allow zabbix_agent_t postfix_qmgr_t:file { read getattr open };
allow zabbix_agent_t postfix_smtpd_t:file { read getattr open };
allow zabbix_agent_t proc_net_t:file { read getattr open ioctl };
allow zabbix_agent_t rpm_t:file { read getattr open };
allow zabbix_agent_t semanage_t:file {read getattr open };
allow zabbix_agent_t smtp_port_t:tcp_socket name_connect;
allow zabbix_agent_t snmpd_t:file { read getattr open };
allow zabbix_agent_t sshd_t:file { read getattr open };
allow zabbix_agent_t syslogd_t:file { read getattr open };
allow zabbix_agent_t system_cronjob_t:file { getattr open };
allow zabbix_agent_t system_dbusd_t:file { read getattr open };
allow zabbix_agent_t udev_t:file { read getattr open };
allow zabbix_agent_t unconfined_t:file { read getattr open };

#==================================================

Once all permissions have been added, save and close the file.

Use the following command to verify if the module syntax is correct

checkmodule  -M -m -o zabbixdiamond.mod zabbixdiamond.te

Any syntax error will be reported by the checkmodule command, just like in the following example:

checkmodule: loading policy configuration from zabbixdiamond.te
zabbixdiamond.te:55:ERROR ‘syntax error’ at token ‘{‘ on line 55:
allow zabbix_agent_t proc_net_t:file { read getattr open ioctl};
allow zabbix_agent_t rpm_t:file getattr { read getattr open };

Note that all permissions must be defined in the class file { read getattr open ioctl }; section, elsewhere you will receive an error something similar with:

checkmodule: loading policy configuration from zabbixdiamond.te
zabbixdiamond.te:54:ERROR ‘permission ioctl is not defined for class file’ at token ‘;’ on line 54:
allow zabbix_agent_t proc_net_t:file { read getattr open ioctl};
allow zabbix_agent_t postfix_smtpd_t:file { read getattr open };

If the module verification has been successfully completed, you will be informed that the policy configuration has been loaded:

checkmodule: loading policy configuration from zabbixdiamond.te
checkmodule: policy configuration loaded
checkmodule: writing binary representation (version 10) to zabbixdiamond.mod

The module .pp file will be created in the location the where the checkmodule command was executed.

Now it’s time to package the module file using the following command:

semodule_package -o zabbixdiamond.pp -m zabbixdiamond.mod

Finally you have to execute semodule -i zabbixdiamond.pp command to install the newly created SElinux module.

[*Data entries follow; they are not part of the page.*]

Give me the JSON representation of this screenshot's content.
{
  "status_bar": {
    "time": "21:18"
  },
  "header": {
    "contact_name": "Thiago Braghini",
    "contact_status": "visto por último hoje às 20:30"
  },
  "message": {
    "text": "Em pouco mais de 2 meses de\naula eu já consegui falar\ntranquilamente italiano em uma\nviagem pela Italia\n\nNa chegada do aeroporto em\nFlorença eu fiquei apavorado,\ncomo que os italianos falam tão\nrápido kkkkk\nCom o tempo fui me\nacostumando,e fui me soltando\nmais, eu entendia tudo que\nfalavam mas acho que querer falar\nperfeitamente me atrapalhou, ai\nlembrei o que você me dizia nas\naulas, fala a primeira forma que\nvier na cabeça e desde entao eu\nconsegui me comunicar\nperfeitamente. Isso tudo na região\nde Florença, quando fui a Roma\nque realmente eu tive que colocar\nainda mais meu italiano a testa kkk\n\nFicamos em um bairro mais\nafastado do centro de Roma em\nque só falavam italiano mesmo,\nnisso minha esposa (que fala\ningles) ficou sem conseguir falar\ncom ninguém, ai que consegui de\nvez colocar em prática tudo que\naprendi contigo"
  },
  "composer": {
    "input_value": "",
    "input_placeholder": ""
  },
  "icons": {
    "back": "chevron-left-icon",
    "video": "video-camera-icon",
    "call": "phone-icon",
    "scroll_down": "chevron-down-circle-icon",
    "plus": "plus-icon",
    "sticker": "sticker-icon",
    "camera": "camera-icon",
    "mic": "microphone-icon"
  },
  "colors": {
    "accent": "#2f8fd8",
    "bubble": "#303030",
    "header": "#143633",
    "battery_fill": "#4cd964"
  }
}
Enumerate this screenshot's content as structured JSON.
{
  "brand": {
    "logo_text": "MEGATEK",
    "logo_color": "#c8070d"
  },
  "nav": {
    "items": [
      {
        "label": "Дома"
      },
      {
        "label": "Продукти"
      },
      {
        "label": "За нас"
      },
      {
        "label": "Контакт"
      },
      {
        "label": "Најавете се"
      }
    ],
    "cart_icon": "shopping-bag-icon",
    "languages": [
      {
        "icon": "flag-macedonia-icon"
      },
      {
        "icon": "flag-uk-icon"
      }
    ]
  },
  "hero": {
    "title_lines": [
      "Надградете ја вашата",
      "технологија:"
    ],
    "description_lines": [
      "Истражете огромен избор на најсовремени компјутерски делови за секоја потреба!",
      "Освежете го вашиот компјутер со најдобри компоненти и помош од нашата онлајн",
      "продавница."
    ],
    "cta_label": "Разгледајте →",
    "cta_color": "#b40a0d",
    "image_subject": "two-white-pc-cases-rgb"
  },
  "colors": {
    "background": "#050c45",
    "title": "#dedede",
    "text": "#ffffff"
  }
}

Once the module has been created, execute audit2allow -a and see if all missing policies are allowed by SElinux. Using the semodule -l command you can view all installed SElinux modules, check out if the newly created module is listed here. You can also verify the audit file to see if any other denies are seen.